No pictures should appear in the copy; otherwise retype the entries exactly.

Extracted records:
---*---
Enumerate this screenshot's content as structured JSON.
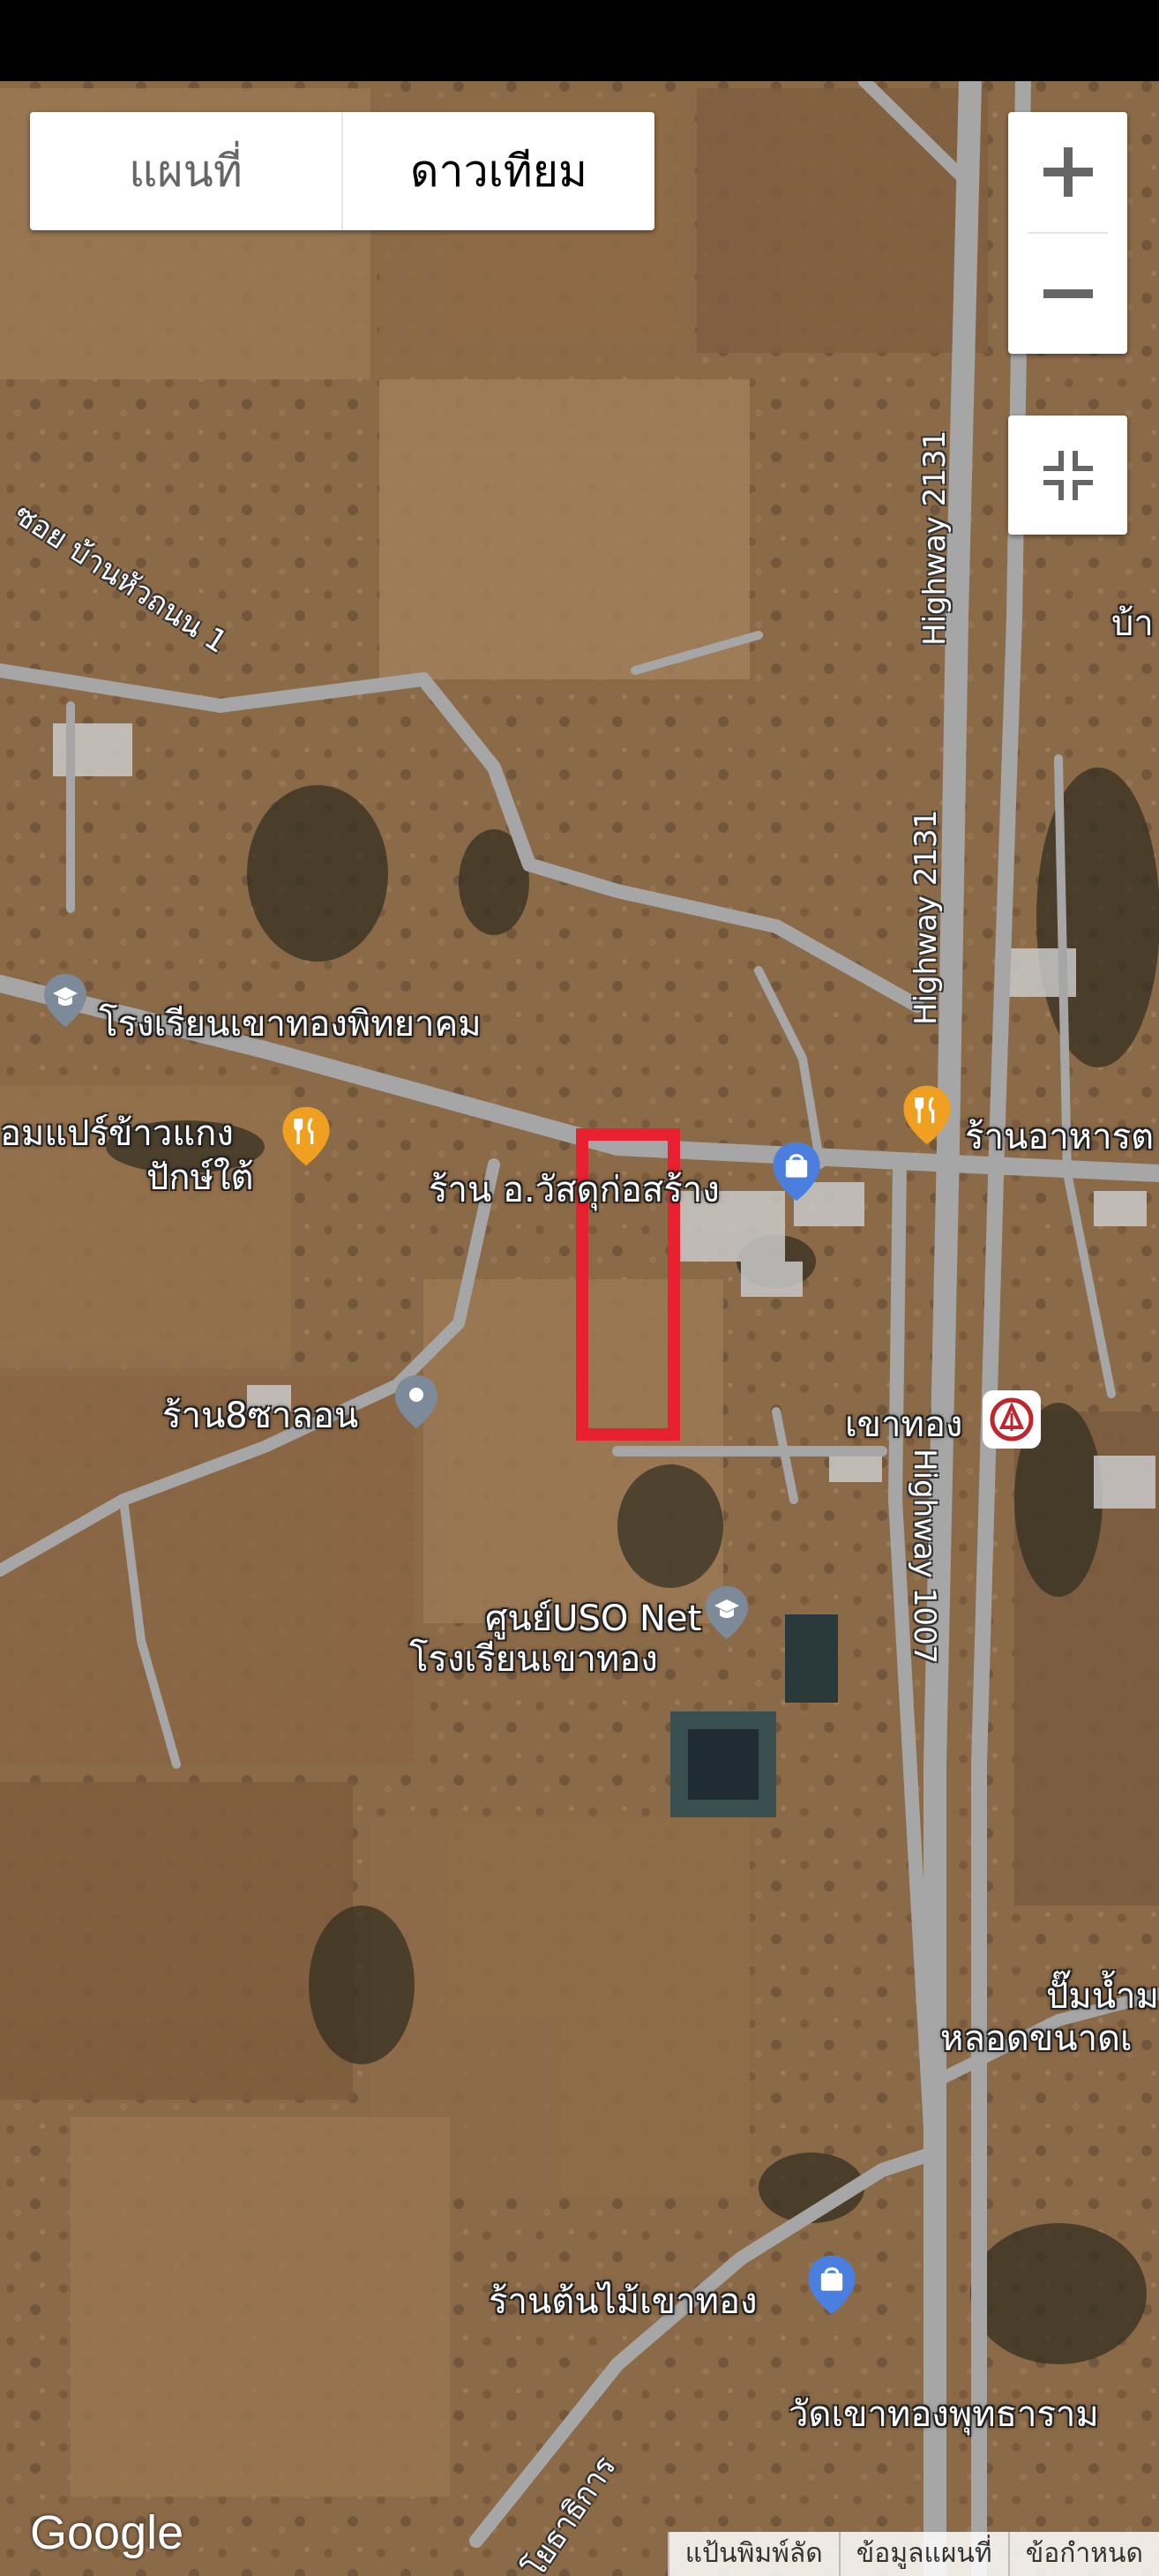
{
  "map_type": {
    "map_label": "แผนที่",
    "satellite_label": "ดาวเทียม",
    "active": "satellite"
  },
  "zoom": {
    "in_symbol": "+",
    "out_symbol": "−"
  },
  "places": [
    {
      "id": "school-khaothong-phitthayakhom",
      "label": "โรงเรียนเขาทองพิทยาคม",
      "icon": "school-icon"
    },
    {
      "id": "restaurant-left-line1",
      "label": "อมแปร์ข้าวแกง",
      "icon": "restaurant-icon"
    },
    {
      "id": "restaurant-left-line2",
      "label": "ปักษ์ใต้"
    },
    {
      "id": "construction-shop",
      "label": "ร้าน อ.วัสดุก่อสร้าง",
      "icon": "shopping-bag-icon"
    },
    {
      "id": "restaurant-right",
      "label": "ร้านอาหารต",
      "icon": "restaurant-icon"
    },
    {
      "id": "shop-8-salon",
      "label": "ร้าน8ซาลอน",
      "icon": "place-pin-icon"
    },
    {
      "id": "khaothong-station",
      "label": "เขาทอง",
      "icon": "railway-station-icon"
    },
    {
      "id": "uso-net-line1",
      "label": "ศูนย์USO Net",
      "icon": "school-icon"
    },
    {
      "id": "uso-net-line2",
      "label": "โรงเรียนเขาทอง"
    },
    {
      "id": "pump-line1",
      "label": "ปั๊มน้ำม"
    },
    {
      "id": "pump-line2",
      "label": "หลอดขนาดเ"
    },
    {
      "id": "tree-shop",
      "label": "ร้านต้นไม้เขาทอง",
      "icon": "shopping-bag-icon"
    },
    {
      "id": "temple",
      "label": "วัดเขาทองพุทธาราม"
    },
    {
      "id": "edge-right",
      "label": "บ้า"
    }
  ],
  "roads": {
    "soi_ban_hua_thanon": "ซอย บ้านหัวถนน 1",
    "highway_2131_a": "Highway 2131",
    "highway_2131_b": "Highway 2131",
    "highway_1007": "Highway 1007",
    "soi_yotha": "ซอย โยธาธิการ"
  },
  "footer": {
    "google": "Google",
    "keyboard_shortcuts": "แป้นพิมพ์ลัด",
    "map_data": "ข้อมูลแผนที่",
    "terms": "ข้อกำหนด"
  },
  "colors": {
    "highlight_box": "#e8202f",
    "road": "#a6a6a6",
    "pin_blue": "#4a7fe0",
    "pin_orange": "#f0a020",
    "pin_gray": "#7d8a99"
  }
}
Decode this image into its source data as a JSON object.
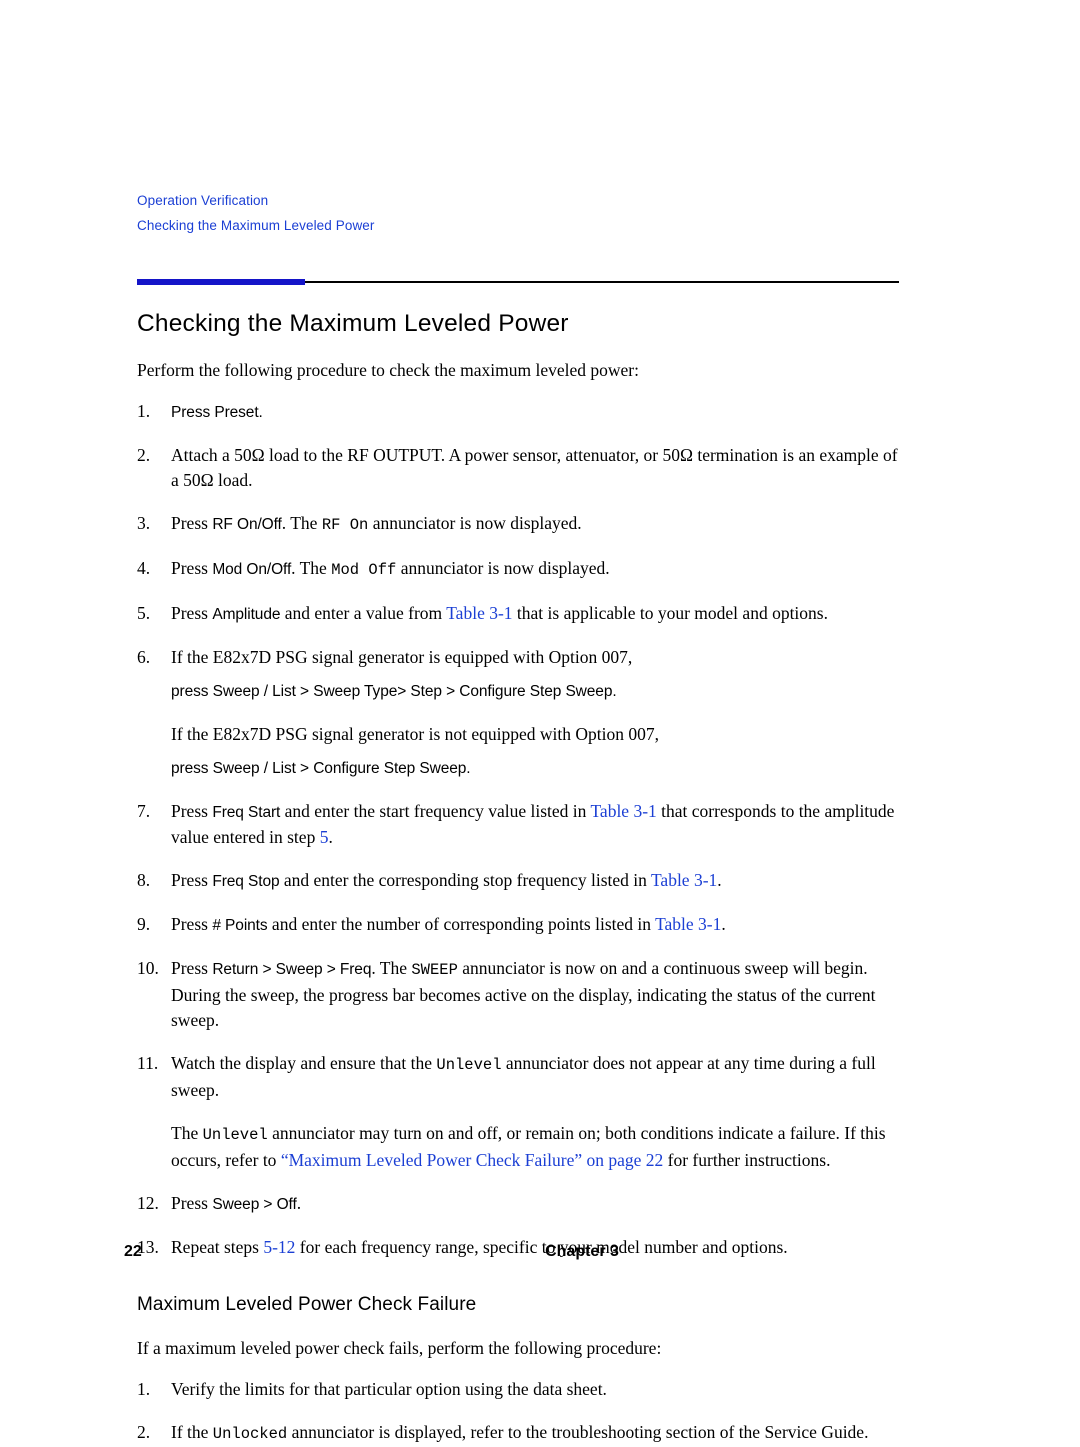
{
  "header": {
    "line1": "Operation Verification",
    "line2": "Checking the Maximum Leveled Power"
  },
  "title": "Checking the Maximum Leveled Power",
  "intro": "Perform the following procedure to check the maximum leveled power:",
  "steps": {
    "n1": "1.",
    "s1_a": "Press Preset.",
    "n2": "2.",
    "s2_a": "Attach a 50Ω load to the RF OUTPUT. A power sensor, attenuator, or 50Ω termination is an example of a 50Ω load.",
    "n3": "3.",
    "s3_a": "Press ",
    "s3_key": "RF On/Off",
    "s3_b": ". The ",
    "s3_mono": "RF On",
    "s3_c": " annunciator is now displayed.",
    "n4": "4.",
    "s4_a": "Press ",
    "s4_key": "Mod On/Off",
    "s4_b": ". The ",
    "s4_mono": "Mod Off",
    "s4_c": " annunciator is now displayed.",
    "n5": "5.",
    "s5_a": "Press ",
    "s5_key": "Amplitude",
    "s5_b": " and enter a value from ",
    "s5_link": "Table 3-1",
    "s5_c": " that is applicable to your model and options.",
    "n6": "6.",
    "s6_a": "If the E82x7D PSG signal generator is equipped with Option 007,",
    "s6_keys1": "press Sweep / List > Sweep Type> Step > Configure Step Sweep.",
    "s6_b": "If the E82x7D PSG signal generator is not equipped with Option 007,",
    "s6_keys2": "press Sweep / List > Configure Step Sweep.",
    "n7": "7.",
    "s7_a": "Press ",
    "s7_key": "Freq Start",
    "s7_b": " and enter the start frequency value listed in ",
    "s7_link": "Table 3-1",
    "s7_c": " that corresponds to the amplitude value entered in step ",
    "s7_link2": "5",
    "s7_d": ".",
    "n8": "8.",
    "s8_a": "Press ",
    "s8_key": "Freq Stop",
    "s8_b": " and enter the corresponding stop frequency listed in ",
    "s8_link": "Table 3-1",
    "s8_c": ".",
    "n9": "9.",
    "s9_a": "Press ",
    "s9_key": "# Points",
    "s9_b": " and enter the number of corresponding points listed in ",
    "s9_link": "Table 3-1",
    "s9_c": ".",
    "n10": "10.",
    "s10_a": "Press ",
    "s10_key": "Return > Sweep > Freq",
    "s10_b": ". The ",
    "s10_mono": "SWEEP",
    "s10_c": " annunciator is now on and a continuous sweep will begin. During the sweep, the progress bar becomes active on the display, indicating the status of the current sweep.",
    "n11": "11.",
    "s11_a": "Watch the display and ensure that the ",
    "s11_mono": "Unlevel",
    "s11_b": " annunciator does not appear at any time during a full sweep.",
    "s11_p2_a": "The ",
    "s11_p2_mono": "Unlevel",
    "s11_p2_b": " annunciator may turn on and off, or remain on; both conditions indicate a failure. If this occurs, refer to ",
    "s11_p2_link": "“Maximum Leveled Power Check Failure” on page 22",
    "s11_p2_c": " for further instructions.",
    "n12": "12.",
    "s12_a": "Press ",
    "s12_key": "Sweep > Off",
    "s12_b": ".",
    "n13": "13.",
    "s13_a": "Repeat steps ",
    "s13_link": "5-12",
    "s13_b": " for each frequency range, specific to your model number and options."
  },
  "subsection": {
    "title": "Maximum Leveled Power Check Failure",
    "intro": "If a maximum leveled power check fails, perform the following procedure:",
    "n1": "1.",
    "s1": "Verify the limits for that particular option using the data sheet.",
    "n2": "2.",
    "s2_a": "If the ",
    "s2_mono": "Unlocked",
    "s2_b": " annunciator is displayed, refer to the troubleshooting section of the Service Guide."
  },
  "footer": {
    "page_number": "22",
    "chapter": "Chapter 3"
  }
}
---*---
■ **RESPONSE FOR THIS EXERCISE**:
Enumerate this screenshot's content as structured JSON.
{
  "map_type": {
    "map_label": "แผนที่",
    "satellite_label": "ดาวเทียม",
    "active": "satellite"
  },
  "zoom": {
    "in_symbol": "+",
    "out_symbol": "−"
  },
  "places": [
    {
      "id": "school-khaothong-phitthayakhom",
      "label": "โรงเรียนเขาทองพิทยาคม",
      "icon": "school-icon"
    },
    {
      "id": "restaurant-left-line1",
      "label": "อมแปร์ข้าวแกง",
      "icon": "restaurant-icon"
    },
    {
      "id": "restaurant-left-line2",
      "label": "ปักษ์ใต้"
    },
    {
      "id": "construction-shop",
      "label": "ร้าน อ.วัสดุก่อสร้าง",
      "icon": "shopping-bag-icon"
    },
    {
      "id": "restaurant-right",
      "label": "ร้านอาหารต",
      "icon": "restaurant-icon"
    },
    {
      "id": "shop-8-salon",
      "label": "ร้าน8ซาลอน",
      "icon": "place-pin-icon"
    },
    {
      "id": "khaothong-station",
      "label": "เขาทอง",
      "icon": "railway-station-icon"
    },
    {
      "id": "uso-net-line1",
      "label": "ศูนย์USO Net",
      "icon": "school-icon"
    },
    {
      "id": "uso-net-line2",
      "label": "โรงเรียนเขาทอง"
    },
    {
      "id": "pump-line1",
      "label": "ปั๊มน้ำม"
    },
    {
      "id": "pump-line2",
      "label": "หลอดขนาดเ"
    },
    {
      "id": "tree-shop",
      "label": "ร้านต้นไม้เขาทอง",
      "icon": "shopping-bag-icon"
    },
    {
      "id": "temple",
      "label": "วัดเขาทองพุทธาราม"
    },
    {
      "id": "edge-right",
      "label": "บ้า"
    }
  ],
  "roads": {
    "soi_ban_hua_thanon": "ซอย บ้านหัวถนน 1",
    "highway_2131_a": "Highway 2131",
    "highway_2131_b": "Highway 2131",
    "highway_1007": "Highway 1007",
    "soi_yotha": "ซอย โยธาธิการ"
  },
  "footer": {
    "google": "Google",
    "keyboard_shortcuts": "แป้นพิมพ์ลัด",
    "map_data": "ข้อมูลแผนที่",
    "terms": "ข้อกำหนด"
  },
  "colors": {
    "highlight_box": "#e8202f",
    "road": "#a6a6a6",
    "pin_blue": "#4a7fe0",
    "pin_orange": "#f0a020",
    "pin_gray": "#7d8a99"
  }
}
Decode this image into its source data as a JSON object.
{
  "header": {
    "line1": "Operation Verification",
    "line2": "Checking the Maximum Leveled Power"
  },
  "title": "Checking the Maximum Leveled Power",
  "intro": "Perform the following procedure to check the maximum leveled power:",
  "steps": {
    "n1": "1.",
    "s1_a": "Press Preset.",
    "n2": "2.",
    "s2_a": "Attach a 50Ω load to the RF OUTPUT. A power sensor, attenuator, or 50Ω termination is an example of a 50Ω load.",
    "n3": "3.",
    "s3_a": "Press ",
    "s3_key": "RF On/Off",
    "s3_b": ". The ",
    "s3_mono": "RF On",
    "s3_c": " annunciator is now displayed.",
    "n4": "4.",
    "s4_a": "Press ",
    "s4_key": "Mod On/Off",
    "s4_b": ". The ",
    "s4_mono": "Mod Off",
    "s4_c": " annunciator is now displayed.",
    "n5": "5.",
    "s5_a": "Press ",
    "s5_key": "Amplitude",
    "s5_b": " and enter a value from ",
    "s5_link": "Table 3-1",
    "s5_c": " that is applicable to your model and options.",
    "n6": "6.",
    "s6_a": "If the E82x7D PSG signal generator is equipped with Option 007,",
    "s6_keys1": "press Sweep / List > Sweep Type> Step > Configure Step Sweep.",
    "s6_b": "If the E82x7D PSG signal generator is not equipped with Option 007,",
    "s6_keys2": "press Sweep / List > Configure Step Sweep.",
    "n7": "7.",
    "s7_a": "Press ",
    "s7_key": "Freq Start",
    "s7_b": " and enter the start frequency value listed in ",
    "s7_link": "Table 3-1",
    "s7_c": " that corresponds to the amplitude value entered in step ",
    "s7_link2": "5",
    "s7_d": ".",
    "n8": "8.",
    "s8_a": "Press ",
    "s8_key": "Freq Stop",
    "s8_b": " and enter the corresponding stop frequency listed in ",
    "s8_link": "Table 3-1",
    "s8_c": ".",
    "n9": "9.",
    "s9_a": "Press ",
    "s9_key": "# Points",
    "s9_b": " and enter the number of corresponding points listed in ",
    "s9_link": "Table 3-1",
    "s9_c": ".",
    "n10": "10.",
    "s10_a": "Press ",
    "s10_key": "Return > Sweep > Freq",
    "s10_b": ". The ",
    "s10_mono": "SWEEP",
    "s10_c": " annunciator is now on and a continuous sweep will begin. During the sweep, the progress bar becomes active on the display, indicating the status of the current sweep.",
    "n11": "11.",
    "s11_a": "Watch the display and ensure that the ",
    "s11_mono": "Unlevel",
    "s11_b": " annunciator does not appear at any time during a full sweep.",
    "s11_p2_a": "The ",
    "s11_p2_mono": "Unlevel",
    "s11_p2_b": " annunciator may turn on and off, or remain on; both conditions indicate a failure. If this occurs, refer to ",
    "s11_p2_link": "“Maximum Leveled Power Check Failure” on page 22",
    "s11_p2_c": " for further instructions.",
    "n12": "12.",
    "s12_a": "Press ",
    "s12_key": "Sweep > Off",
    "s12_b": ".",
    "n13": "13.",
    "s13_a": "Repeat steps ",
    "s13_link": "5-12",
    "s13_b": " for each frequency range, specific to your model number and options."
  },
  "subsection": {
    "title": "Maximum Leveled Power Check Failure",
    "intro": "If a maximum leveled power check fails, perform the following procedure:",
    "n1": "1.",
    "s1": "Verify the limits for that particular option using the data sheet.",
    "n2": "2.",
    "s2_a": "If the ",
    "s2_mono": "Unlocked",
    "s2_b": " annunciator is displayed, refer to the troubleshooting section of the Service Guide."
  },
  "footer": {
    "page_number": "22",
    "chapter": "Chapter 3"
  }
}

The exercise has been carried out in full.